Before we owned a farm, I never realized how important rain was, or how much time I would spend worrying about it.
Too much, too hard. Too early, too little. Too late.
I always loved a good rainy day. I chalk it up to my formative years spent in London. If you didn't appreciate a good rainy day there, then you were doomed to be unhappy a lot of the time.
But now rain has taken on a whole new meaning, when our plants and animals depend upon it. I somehow missed the memo about the rain due today (I blame the fair), and I woke up to the soft gentle patter with a feeling of relief and deep gratitude. This summer has been awfully dry so far, the kind of dry that makes me scream at TV screen when the weather forecasters say things like "it's another gorgeous dry day out there, not a rain cloud in sight!"
Don't they know our grass is getting crispy and we have lost two raspberry plants so far, with a blueberry bush in the final death throes?

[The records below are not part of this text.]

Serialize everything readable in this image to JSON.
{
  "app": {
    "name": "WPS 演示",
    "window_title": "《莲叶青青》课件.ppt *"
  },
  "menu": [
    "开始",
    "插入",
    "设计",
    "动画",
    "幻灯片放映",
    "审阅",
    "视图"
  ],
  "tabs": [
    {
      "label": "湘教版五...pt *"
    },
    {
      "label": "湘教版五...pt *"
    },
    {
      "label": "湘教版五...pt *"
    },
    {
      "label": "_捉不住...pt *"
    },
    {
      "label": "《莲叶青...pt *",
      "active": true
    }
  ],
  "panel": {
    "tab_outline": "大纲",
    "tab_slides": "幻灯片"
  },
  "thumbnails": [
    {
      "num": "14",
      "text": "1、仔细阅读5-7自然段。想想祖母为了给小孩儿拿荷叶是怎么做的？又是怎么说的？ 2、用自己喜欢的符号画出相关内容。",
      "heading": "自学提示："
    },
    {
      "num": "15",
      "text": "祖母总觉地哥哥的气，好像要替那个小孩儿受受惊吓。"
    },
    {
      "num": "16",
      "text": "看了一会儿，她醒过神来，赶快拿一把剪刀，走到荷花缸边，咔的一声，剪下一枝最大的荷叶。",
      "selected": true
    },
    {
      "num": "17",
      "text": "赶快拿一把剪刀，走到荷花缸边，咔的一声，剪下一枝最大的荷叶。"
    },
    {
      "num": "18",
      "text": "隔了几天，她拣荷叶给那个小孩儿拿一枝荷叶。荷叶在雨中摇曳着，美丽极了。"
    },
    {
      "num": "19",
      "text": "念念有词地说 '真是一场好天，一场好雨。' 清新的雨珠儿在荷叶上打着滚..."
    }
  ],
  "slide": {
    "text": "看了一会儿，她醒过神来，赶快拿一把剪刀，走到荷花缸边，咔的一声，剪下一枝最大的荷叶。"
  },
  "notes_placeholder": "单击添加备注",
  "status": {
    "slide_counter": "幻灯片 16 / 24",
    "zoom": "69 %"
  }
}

Secondo is going to be a bit disappointed that the birthday party he is due to attend at the local baseball park will probably be rained out. That's OK. I'm sure it will be rescheduled.
Let it rain. Blessed, blessed rain.